Daring to be Beautiful: Robert Zakanitch at Nancy Hoffman
Robert Zakanitch: Hanging Gardens at Nancy Hoffman Gallery
May 9 to June 15, 2013
520 West 27th Street, between 10th and 11th avenues
New York City, 212-966-6676
“Glorious” was a word heard frequently at Robert Zakanitch’s opening in response to his unexpectedly large (eight by five feet) gouaches on paper hangings that suit his imagery so magnificently: great expanses of often small budding blossoms, curtains of pale wisterias in full bloom, bittersweet, and glowing dandelion puffs–or maybe fireflies, willfully indeterminate in bursts of light. If Beauty (with an upper case `B’) has gone out of style, no one told this artist, a longtime proponent of such traditionally and immediately appealing subjects — lace, jewels, cherubs, sunset landscapes, and now gardens — bypassed, if not scoffed at, in recent decades. But John DeFazio, in a fine catalogue essay, actually thanks Zakanitch for “daring” to be gentle, sweet, and pretty. Perhaps we’ve come around to understanding that beauty is no longer déclassé.
The series, named after the Hanging Gardens of Babylon, wonder of the Ancient World, exudes a mythic quality in the evocative and irreal proliferation of plants removed from materiality by his blanched colors, flattening of form, and wonderfully rhythmic and decorative flowery festoons. The delicacy of his petalled plants answer to the matte, chalky colors that serve them. Their fragility is enhanced by the painting technique and the medium itself, with luminosity glanced in the interstices among the abundant blooms. While entirely authentic and superbly observed, not for a moment are these florid items realistic.
Robert Zakanitch, Hanging Gardens Series (Wisteria II), 2011-12. Gouache and colored pencil on paper, 96 x 60 inches. Courtesy of Nancy Hoffman Gallery
These exhilarating compositions are often topped by decorative grids or by ornamental arabesques of bordering trellises, with the lower portions left contrastingly unfinished. Drips of paint accentuate the lusciousness of these images. Though the artist is in absolute command of his medium, there is an insistent lack of pretentiousness, most obvious, perhaps, in the almost offhand, contour-lined lattices or the occasional bit of writing, as in his simple, slanting signature. That the viewer is allowed to see the transformation as strokes and dribbles of paint metamorphose into ravishing flora imagery seems like one more gift from this generous artist.
The overall rhythmic patterns of the lush carpets of flowers give way to enormous variety when further examined. Buds are at different stages of opening, their sizes and tonalities varying.

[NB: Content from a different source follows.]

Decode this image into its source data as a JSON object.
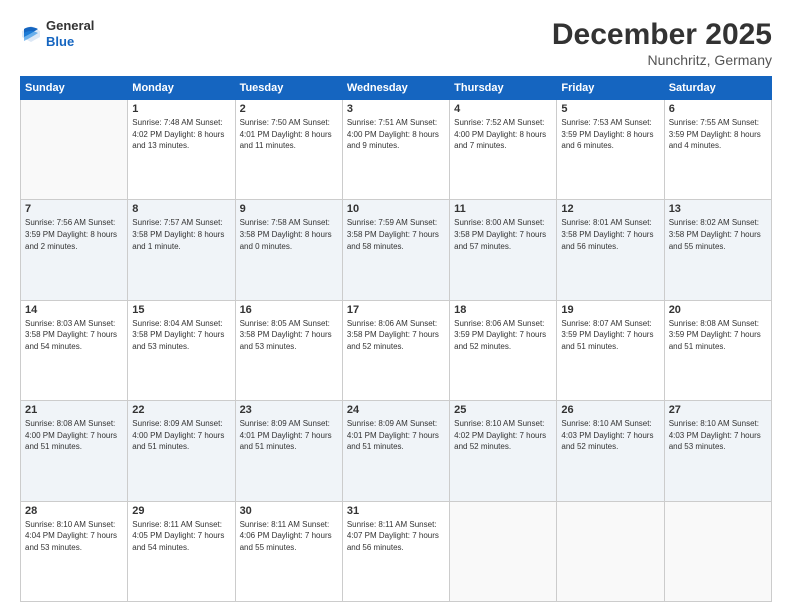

Some petals are flush with pale pinks or lilacs while others are awash with transparency. One flower droops or is somewhat turned, clusters are more or less tight. Zakanitch was one of the founders of Pattern and Decoration in the 1970s which accounts perhaps for the importance of repeated flat design to his work. But P&D is a reductive and therefore not very astute term in relation to Zakanitch, failing to take into account just how painterly his surfaces are, and never simply homogenized. The tender, sometimes impish wit presented in his variations recall Dutch seventeenth-century still life painting: careful looking is rewarded by the discovery that the cascades of flowers are very much alive, abuzz with small insects, tiny lady bugs among them. Meanwhile there may be a silhouetted misty bird hovering nearby. The work holds attention and is sumptuously satisfying at differing viewing distances. This is true, as well, of the small gouaches also included in the show that yield their own extravagant pleasure. Happily, the commendable exhibition catalogue acknowledges the importance of seeing works both as a whole and in detail by reproducing close-ups at several different degrees.
Robert Zakanitch, without pretentiousness or folderol, truly goes to bat for beauty.